Whether it’s your SEO, conversion rate, bounce rate, or virtually anything else, load speeds play a big part. People simply won’t wait for your content to load, so it doesn’t matter if you’re creating the best content in the world; your bounce rate is still going to be high if your website loads slowly.
A page that loads in under two seconds has an average bounce rate of 9%; a page that takes five seconds to load has an average bounce rate of 38%. Every second counts.
More than half of traffic is on a mobile device, but there are still lots of websites that don’t offer a good mobile experience. If your page doesn’t fit the device someone is using, then they’re simply going to bounce back to where they came from.
Engagement isn’t just about good information, it’s about entertainment too. If your page looks like a copy of War and Peace, then it’s going to put a lot of people off. Break up the text, use headings so people can quickly find what they’re looking for, and use images.
If your page doesn’t address the information people are looking for, then they’re not likely to engage with it. Understand your audience, how they got to your page, and why they’re there. This should be a starting point for anything you write.
People consume information in different ways. Give people options over how they interact with your website by adding videos and podcasts to your content. There are lots of apps that can help you convert a blog into a video, so give your audience different ways to engage with your content.
If you bombard people with contrasting messages, fill your sidebar with needless distractions, and annoy them with poorly timed pop-ups, then you might find people are less likely to engage with your site. Keep a clear focus on your goals, and provide people with a clean user experience, and you give people less reason to bounce.
Your website is full of great information, so use internal links to help people explore the subject they’re reading about. You want people to take action, so give people a reason to do so by showing them where they can find more great information.
Calls to Action

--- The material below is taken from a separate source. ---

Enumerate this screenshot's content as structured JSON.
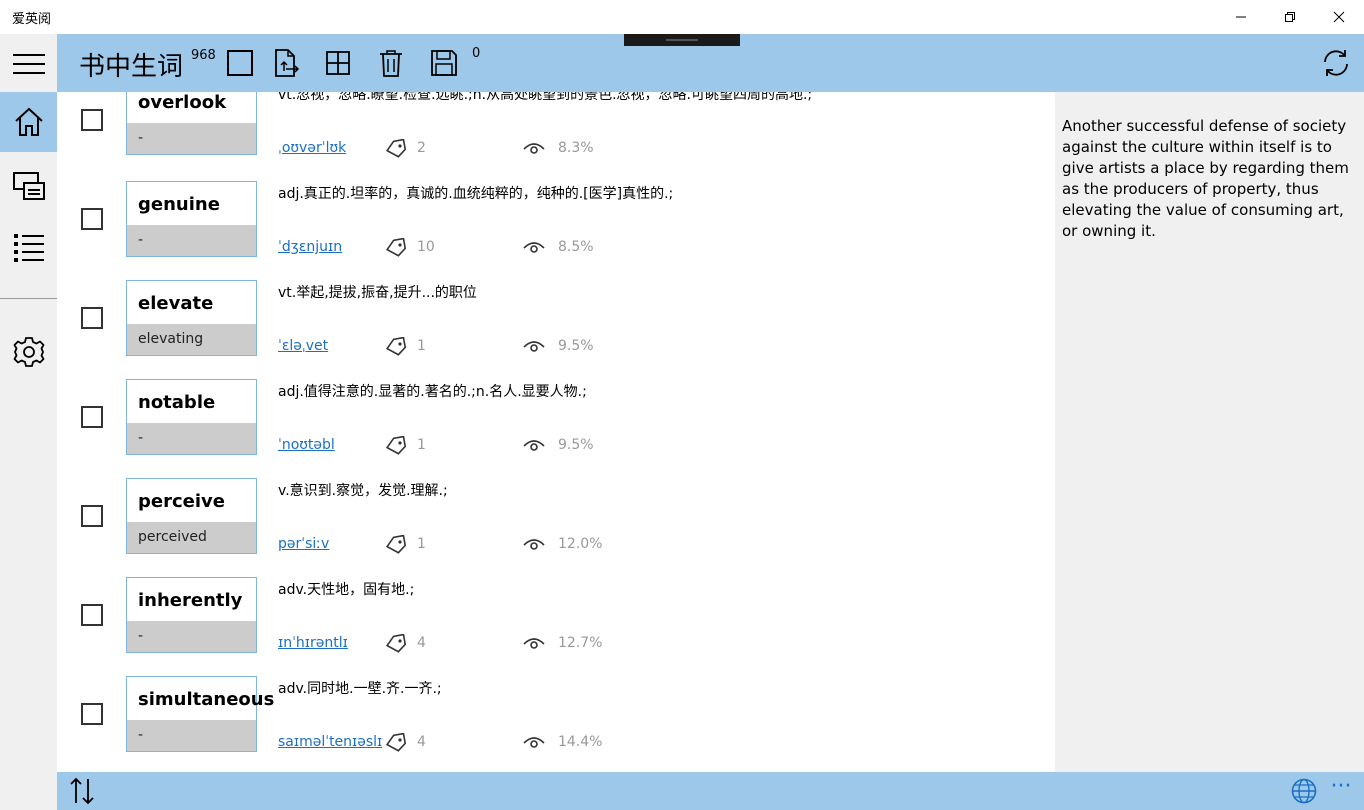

Make it obvious what actions you want people to take next. Plan out the journey you want people to take on your site, and then use strong calls to action to get people to take those actions. Be concise, and guide people to where you want them to go.
You have to understand your bounce rates in relation to your website as a whole. Measuring engagement is not a perfect art, and bounce rates are just one of the measurements you should be using.
As a rough guide, B2B businesses should have an overall bounce rate between 25%-55%, but this will vary greatly based on a number of things. Rather than worrying about industry benchmarks and what other websites are doing though, it’s best to use your bounce rate as a benchmark for your own improvement.
There are always steps you can take to improve engagement and implementing these changes on your site won’t only help your bounce rate. When you make positive changes with your content that get people to spend more time on your site and engage more deeply with the content, then you’ll find your SEO, lead generation, and conversion rate also improve.
These fixes are an important part of SEO, and they will have a positive impact on your bounce rates.